To apply that old "measured drawing" procedure which had been applied to an imagined system of aesthetics for traditional architecture, to an examination for the ways and means of modern life, is not only insufficient to establish a real basis for modern living, but is a negation of all simple human desire to have something of one's own. These men were too preoccupied with whims and witless realities. The results still remain in the world of vain endeavor and gadgetry, and complicate rather than simplify life. It is the same process by which the designers of the New York World's Fair of 1940 hung a collection of building grimaces upon an old Prix de Rome cliché and were only saved from a complete flop by the imagination a high-powered window dresser brought to the situation.
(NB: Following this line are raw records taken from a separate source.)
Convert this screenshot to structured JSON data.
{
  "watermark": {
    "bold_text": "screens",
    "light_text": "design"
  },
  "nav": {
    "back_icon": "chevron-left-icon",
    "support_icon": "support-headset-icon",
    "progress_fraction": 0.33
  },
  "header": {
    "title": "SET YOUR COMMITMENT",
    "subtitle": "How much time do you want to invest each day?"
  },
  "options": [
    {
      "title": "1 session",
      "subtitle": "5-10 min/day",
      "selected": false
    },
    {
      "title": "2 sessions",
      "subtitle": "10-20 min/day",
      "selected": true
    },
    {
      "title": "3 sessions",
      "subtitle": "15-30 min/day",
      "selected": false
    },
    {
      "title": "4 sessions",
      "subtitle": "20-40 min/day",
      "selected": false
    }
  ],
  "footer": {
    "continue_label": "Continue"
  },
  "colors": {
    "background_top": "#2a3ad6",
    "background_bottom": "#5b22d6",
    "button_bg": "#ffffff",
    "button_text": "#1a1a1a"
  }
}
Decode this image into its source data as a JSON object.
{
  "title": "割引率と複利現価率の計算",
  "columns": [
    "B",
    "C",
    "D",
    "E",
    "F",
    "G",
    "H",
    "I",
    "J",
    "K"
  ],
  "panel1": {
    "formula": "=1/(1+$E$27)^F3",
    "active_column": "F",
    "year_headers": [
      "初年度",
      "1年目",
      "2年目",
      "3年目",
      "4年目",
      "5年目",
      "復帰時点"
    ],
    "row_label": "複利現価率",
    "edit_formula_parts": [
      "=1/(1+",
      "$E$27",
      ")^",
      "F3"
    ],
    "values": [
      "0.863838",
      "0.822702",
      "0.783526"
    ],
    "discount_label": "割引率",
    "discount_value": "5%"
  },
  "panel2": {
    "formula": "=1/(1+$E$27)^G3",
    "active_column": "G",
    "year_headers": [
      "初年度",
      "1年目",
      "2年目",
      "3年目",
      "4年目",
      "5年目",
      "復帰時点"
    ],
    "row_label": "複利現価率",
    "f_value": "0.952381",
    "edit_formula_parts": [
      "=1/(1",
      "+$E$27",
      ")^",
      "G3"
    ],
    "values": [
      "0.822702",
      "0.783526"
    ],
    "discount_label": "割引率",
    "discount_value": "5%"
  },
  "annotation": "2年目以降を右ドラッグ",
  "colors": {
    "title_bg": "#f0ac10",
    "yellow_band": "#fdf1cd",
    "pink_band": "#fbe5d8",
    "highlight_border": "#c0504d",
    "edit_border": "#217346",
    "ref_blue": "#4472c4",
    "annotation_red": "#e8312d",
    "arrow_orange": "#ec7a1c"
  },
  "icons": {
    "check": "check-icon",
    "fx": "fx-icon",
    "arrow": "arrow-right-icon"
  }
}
The old carpenter tradition had failed to meet the new demands of convenience, and women's magazines were beginning to print pictures and diagrams of various housekeeping rearrangements. In this first decade of the century a very few architects in the direct line of Sullivan's thinking were studying these things in their constructional form and function relations. Charles E. White, Jr., after a few years in Wright's office in Oak Park, Illinois, was soon to write numerous articles on various aspects of organizing and dimensioning convenience standards for the dwelling house. He wrote several pioneering books on architectural practicalities, but the resistance of women to all attempts toward improving their housekeeping utilities and thus lighten their work was continuous and persistent. A washing machine manufacturer told me in 1917 that the cost of merely securing acceptance of the washing machine idea, quite apart from its type, would run millions of advertising and selling costs.

The run of the mine [mill] architect, with a living to earn, contented himself with polishing up the old kitchen arrangement with its two pantries. He never dreamed of the breakfast nook with its delightful and labor-saving household economy.

In the McCosker house we introduced a simple and yet effective scheme of color, both exterior and interior. The house was therefore definitely color conscious in an era of sample card tints and their unimaginative suggestions on how to paint a house.

This house had the raised hearth idea which George Feick, Jr., and I had seen in Norway and which we had used in #5, #23, #33, etc. It was always well liked.  Here also began a long series of studies of the mechanics of draft in fireplaces and flues which resulted in a practically perfect lifelong record for fireplaces. It was years before we really felt we had this problem solved, so that there probably was an element of luck in some of the earlier ones.

Altered somewhat about 1920, the McCosker house is still standing in 1940. Strauel and I planned them a garage about the time that the first Dodge car appeared. This was in 1916 and from then on the demand for private garage accommodation was practically universal.

   Collection: William Gray Purcell Papers, Northwest Architectural Archives, University of Minnesota [AR:B4d1.3]
research courtesy mark hammons